Final Roar – Escape from Hunter X
The concept of Escape from Hunter X is pretty cool. We were sceptical at first and felt unsure during our first hunter attack. But once you got a feeling for the rules of the game, we actually enjoyed the game a lot. The different hunters offered different challenges and we needed to adjust our solutions to the different attack modes.
So why didn’t we finish the game in time? Well – in general we needed some time to understand what we should to in the beginning, what clearly cost us some time. But during the last section of the game, they “kind of” change their own rules and threw us a curve-ball, which meant we needed a reset we did not really have time for. So we had to start the last run-through totally unprepared and we all got “killed” on the last attack of the hunter.
Is it unbeatable? No, definitely not. The gamemaster was kind enough to let us finish the final trap setup and although it was a little bit “out there”, considering the rest of the game was pretty straightforward, it is absolutely beatable. We just didn’t.
Final Roar – Overall Experience
After visiting Real Escape Game / Scrap Tokyo now two times with a gap of a year in between, we can still say it is a good destination for Escape Room Tourists who are not able to master the Japanese language. There is simply not a big english-speaking market in Tokyo city, so if you want to enjoy some Escape Gaming during your stay, your selection is very limited anyway (for more on that, check out our Escape Room Guide for Tokyo here)
When we did the Red Room, it was actually one of the first Escape Rooms we did in general, which means our first Escape Room Reviews of Tokyo were very fresh-eyed. Returning this years, our expectations were higher. Looking back at the Red Room with this new knowledge, we still consider that room a very unique experience. Certainly not “one of the best”, but we have not done a similar room since. The location itself is rather small and we encountered some problems with the hosts at the entrance, since they struggle even with the simplest english. It wouldn’t hurt to bring a google translate device with you if you don’t speak any Japanese. Also, the production values are rather on the simpler side. Thats easier excused in the Red Room, since the concept needs an empty room anyway. With Hunter X, we must say that you should lower your expectations if you have done more rooms in England or Germany.
On the other hand, both the Red Room and Hunter X have very unique game mechanics and we really like that. Like we have said, we have not encountered a similar game to the Red Room anywhere else and the same absolutely fits to Hunter X. If you like Escape Rooms, that alone should warrant a visit.
One criticism that we have heard by fellow escape room enthusiasts and we certainly encountered the same problem: Scrap seams to like to add a super hard puzzle in the last section of a game. We struggled with the final Puzzle in the Red Room as well as the last section of Hunter X. So be prepared for a “harder than usual” final puzzle.
Bears Escape - Real Escape Game Tokyo
- Location - 6/106/10
- Production - 8/108/10
- Staff - 6/106/10
- Fun - 8/108/10
The games and puzzles were pretty cool and unique. Don’t be afraid to go for a public game with strangers (if you don’t get a single slot), even if you have never tried it before – we had a really good time.
The staff was nice and helpful.

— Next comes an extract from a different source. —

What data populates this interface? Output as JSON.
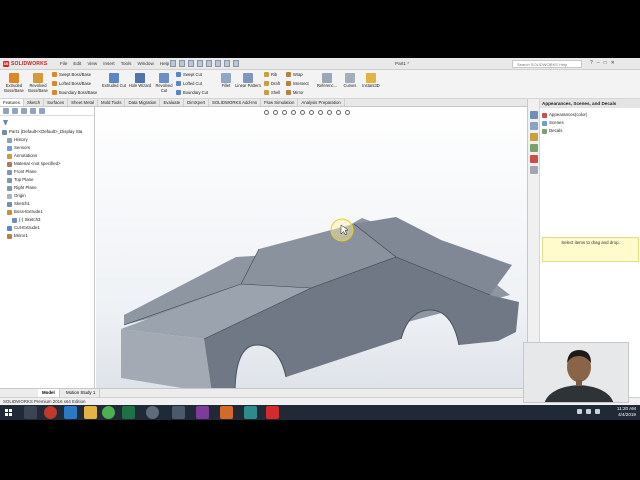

The location itself is pretty small and tight, but easy to find.
If you are an Escape Room fanatic, the rooms should be on our Tokyo bucket list.
Where can I find them?
Have you ever played this escape game or one of their other rooms? Or can you recommend any other location for us to try? Please let us know in the comment section.